Stories with heart

Profile: Marlene Campbell by Julie Bull

Marlene Campbell [Photo by Adriane Gaudet]

Marlene Campbell has been writing for as long as she can remember. “My mom says that I was scribbling since I could hold a pencil!” 

Before she started penning her own books, Marlene’s mom was an active participant in documenting Marlene’s stories. “I was a bossy little creature and would get my mom to write out the stories I was telling.”

A lover of storytelling in all its forms, Marlene has also always enjoyed reading. “As a kid, I’d take several Nancy Drew books home for the weekend and would hide in a blanket fort reading them.” Still an avid reader, she says “I may forget the author’s name, but I always remember the story.” 

Growing up on a dairy farm, Marlene has always been working and she has always been hearing stories. “As a child, I remember helping out around the farm and getting to listen to the stories being told amongst my dad and the other farmers.”

Between hearing stories all around her and being a keen reader, Marlene was primed to become the writer that she is today. 

Every writer has their own processes and practices when it comes to their writing style. For Marlene, the practice includes letting the pen flow, even if that flow isn’t in the direction she thought it would go. “Sometimes I sit down to write something and what comes out is nothing like what I thought it would be or what I started to write. I just let it flow instead of trying to get back to what I thought it ‘should’ be when I started writing.” Sometimes she asks herself, “who is holding the pen?”
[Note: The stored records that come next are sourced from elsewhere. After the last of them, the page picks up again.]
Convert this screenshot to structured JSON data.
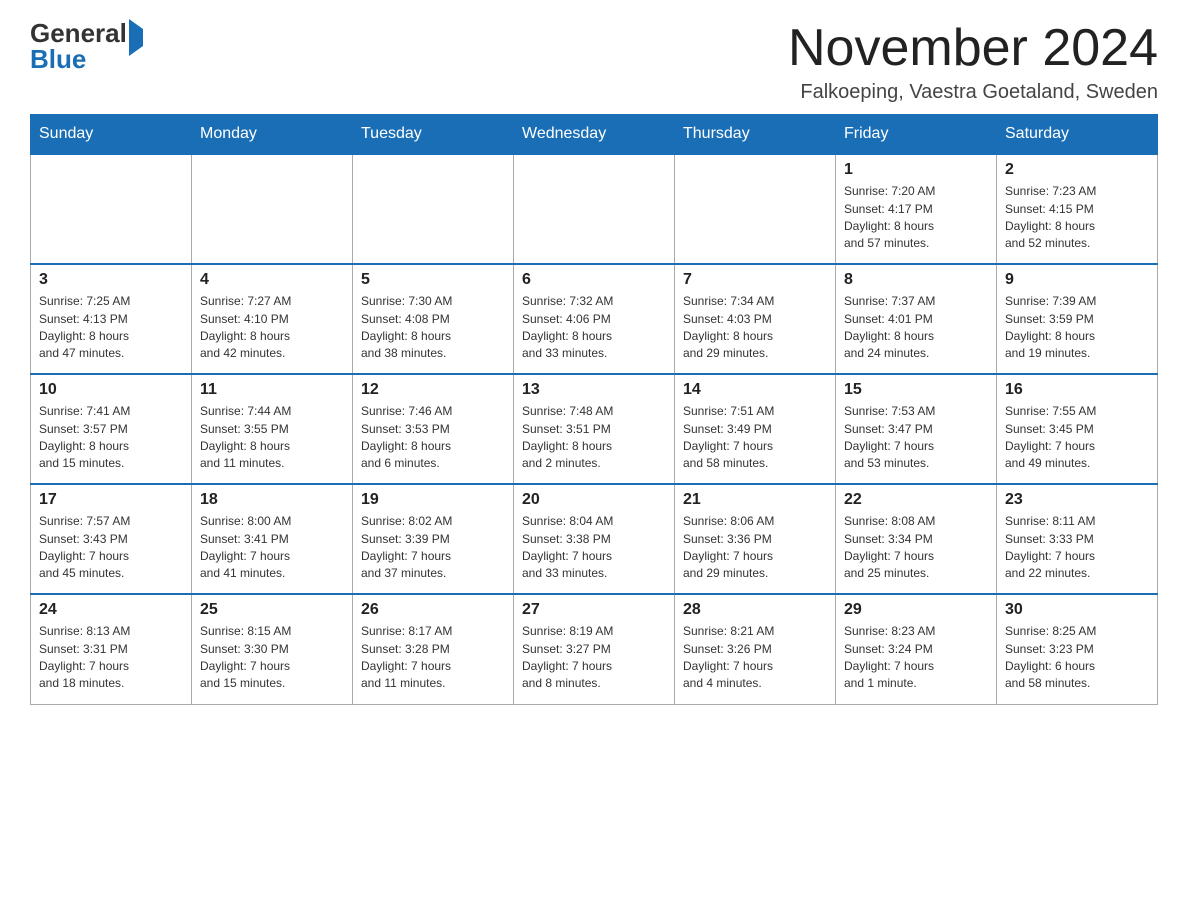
{
  "logo": {
    "general": "General",
    "blue": "Blue"
  },
  "header": {
    "month_year": "November 2024",
    "location": "Falkoeping, Vaestra Goetaland, Sweden"
  },
  "days_of_week": [
    "Sunday",
    "Monday",
    "Tuesday",
    "Wednesday",
    "Thursday",
    "Friday",
    "Saturday"
  ],
  "weeks": [
    [
      {
        "day": "",
        "info": ""
      },
      {
        "day": "",
        "info": ""
      },
      {
        "day": "",
        "info": ""
      },
      {
        "day": "",
        "info": ""
      },
      {
        "day": "",
        "info": ""
      },
      {
        "day": "1",
        "info": "Sunrise: 7:20 AM\nSunset: 4:17 PM\nDaylight: 8 hours\nand 57 minutes."
      },
      {
        "day": "2",
        "info": "Sunrise: 7:23 AM\nSunset: 4:15 PM\nDaylight: 8 hours\nand 52 minutes."
      }
    ],
    [
      {
        "day": "3",
        "info": "Sunrise: 7:25 AM\nSunset: 4:13 PM\nDaylight: 8 hours\nand 47 minutes."
      },
      {
        "day": "4",
        "info": "Sunrise: 7:27 AM\nSunset: 4:10 PM\nDaylight: 8 hours\nand 42 minutes."
      },
      {
        "day": "5",
        "info": "Sunrise: 7:30 AM\nSunset: 4:08 PM\nDaylight: 8 hours\nand 38 minutes."
      },
      {
        "day": "6",
        "info": "Sunrise: 7:32 AM\nSunset: 4:06 PM\nDaylight: 8 hours\nand 33 minutes."
      },
      {
        "day": "7",
        "info": "Sunrise: 7:34 AM\nSunset: 4:03 PM\nDaylight: 8 hours\nand 29 minutes."
      },
      {
        "day": "8",
        "info": "Sunrise: 7:37 AM\nSunset: 4:01 PM\nDaylight: 8 hours\nand 24 minutes."
      },
      {
        "day": "9",
        "info": "Sunrise: 7:39 AM\nSunset: 3:59 PM\nDaylight: 8 hours\nand 19 minutes."
      }
    ],
    [
      {
        "day": "10",
        "info": "Sunrise: 7:41 AM\nSunset: 3:57 PM\nDaylight: 8 hours\nand 15 minutes."
      },
      {
        "day": "11",
        "info": "Sunrise: 7:44 AM\nSunset: 3:55 PM\nDaylight: 8 hours\nand 11 minutes."
      },
      {
        "day": "12",
        "info": "Sunrise: 7:46 AM\nSunset: 3:53 PM\nDaylight: 8 hours\nand 6 minutes."
      },
      {
        "day": "13",
        "info": "Sunrise: 7:48 AM\nSunset: 3:51 PM\nDaylight: 8 hours\nand 2 minutes."
      },
      {
        "day": "14",
        "info": "Sunrise: 7:51 AM\nSunset: 3:49 PM\nDaylight: 7 hours\nand 58 minutes."
      },
      {
        "day": "15",
        "info": "Sunrise: 7:53 AM\nSunset: 3:47 PM\nDaylight: 7 hours\nand 53 minutes."
      },
      {
        "day": "16",
        "info": "Sunrise: 7:55 AM\nSunset: 3:45 PM\nDaylight: 7 hours\nand 49 minutes."
      }
    ],
    [
      {
        "day": "17",
        "info": "Sunrise: 7:57 AM\nSunset: 3:43 PM\nDaylight: 7 hours\nand 45 minutes."
      },
      {
        "day": "18",
        "info": "Sunrise: 8:00 AM\nSunset: 3:41 PM\nDaylight: 7 hours\nand 41 minutes."
      },
      {
        "day": "19",
        "info": "Sunrise: 8:02 AM\nSunset: 3:39 PM\nDaylight: 7 hours\nand 37 minutes."
      },
      {
        "day": "20",
        "info": "Sunrise: 8:04 AM\nSunset: 3:38 PM\nDaylight: 7 hours\nand 33 minutes."
      },
      {
        "day": "21",
        "info": "Sunrise: 8:06 AM\nSunset: 3:36 PM\nDaylight: 7 hours\nand 29 minutes."
      },
      {
        "day": "22",
        "info": "Sunrise: 8:08 AM\nSunset: 3:34 PM\nDaylight: 7 hours\nand 25 minutes."
      },
      {
        "day": "23",
        "info": "Sunrise: 8:11 AM\nSunset: 3:33 PM\nDaylight: 7 hours\nand 22 minutes."
      }
    ],
    [
      {
        "day": "24",
        "info": "Sunrise: 8:13 AM\nSunset: 3:31 PM\nDaylight: 7 hours\nand 18 minutes."
      },
      {
        "day": "25",
        "info": "Sunrise: 8:15 AM\nSunset: 3:30 PM\nDaylight: 7 hours\nand 15 minutes."
      },
      {
        "day": "26",
        "info": "Sunrise: 8:17 AM\nSunset: 3:28 PM\nDaylight: 7 hours\nand 11 minutes."
      },
      {
        "day": "27",
        "info": "Sunrise: 8:19 AM\nSunset: 3:27 PM\nDaylight: 7 hours\nand 8 minutes."
      },
      {
        "day": "28",
        "info": "Sunrise: 8:21 AM\nSunset: 3:26 PM\nDaylight: 7 hours\nand 4 minutes."
      },
      {
        "day": "29",
        "info": "Sunrise: 8:23 AM\nSunset: 3:24 PM\nDaylight: 7 hours\nand 1 minute."
      },
      {
        "day": "30",
        "info": "Sunrise: 8:25 AM\nSunset: 3:23 PM\nDaylight: 6 hours\nand 58 minutes."
      }
    ]
  ]
}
Allowing her writing to flow, Marlene published two collections of Christmas stories from rural PEI in 2016 and 2022. “Christmas is a hard time of year for many and it’s also a beautiful time of year. I was interested in how we find the life and light in the hard times because the world needs light.”

It was her co-workers who encouraged her to publish the Christmas stories. “I’m so grateful to work with such a supportive team.” 

Marlene is the Cultural Programming Coordinator at Culture Summerside where she gets to bring her love of storytelling to life in a variety of ways. “I’m privileged to live and work on PEI and to be part of the growing arts and culture scene. The Island is so full of artistic and cultural talent.” 

Through her work with Culture Summerside, Marlene has written plays, vignettes, radio dramas, and she authored the book, Lighting the Way: The 100 Year History of Summerside Electric. “Arts and culture are not just for the elite, and I am so glad I get to work in an environment where we strive to make arts and culture more accessible to wider audiences.”

Marlene’s roots are deeply planted on the Island, and she takes inspiration from the people and places around her. “Our creations come from the land and the sea and the environment around us.”

Along with her work and writing, Marlene is an enthusiastic learner who continues to actively seek further education and training. She has participated in a Screenwriter’s Bootcamp with Film PEI and was a participant in the Playwrights Atlantic Resource Centre (PARC) Playwright Retreat. “It’s been such an incredible experience to get mentorship and guidance from people at PARC.” 

After her participation in the PARC retreat and learning from her peers and mentors, Marlene went on to win the PEI Playwriting Competition in 2023. “I really enjoy being the writer. It’s such an amazing experience to see my words come to life on the stage.”

In true multi-genre fashion, Marlene has yet another new type of writing in progress. She is working on a novel that will be published by Acorn Press. “Interestingly, the novel started out as a screenplay. People usually do it the other way around,” she chuckled, “but I’ve done it in this order instead.”

Marlene embodies the heart and soul of a writer with the wisdom of experience across decades and genres. “You learn a lot about yourself through writing.” 

There is a deep vulnerability required in sharing our stories and ourselves with the world. “I encourage people to find the place where they are no longer worried about what other people think and allow yourself to tell the stories you want to tell.”

“Write for yourself first and the rest will follow.”

Julie Bull, an Inuk (NunatuKavut) researcher and educator, has extensive experience in community-based participatory action research, emphasizing Indigenous perspectives. A champion of social justice, Julie envisions collaborative efforts between Indigenous and non-Indigenous communities worldwide. With a focus on research governance and ethics, her work with NunatuKavut has yielded notable publications and presentations.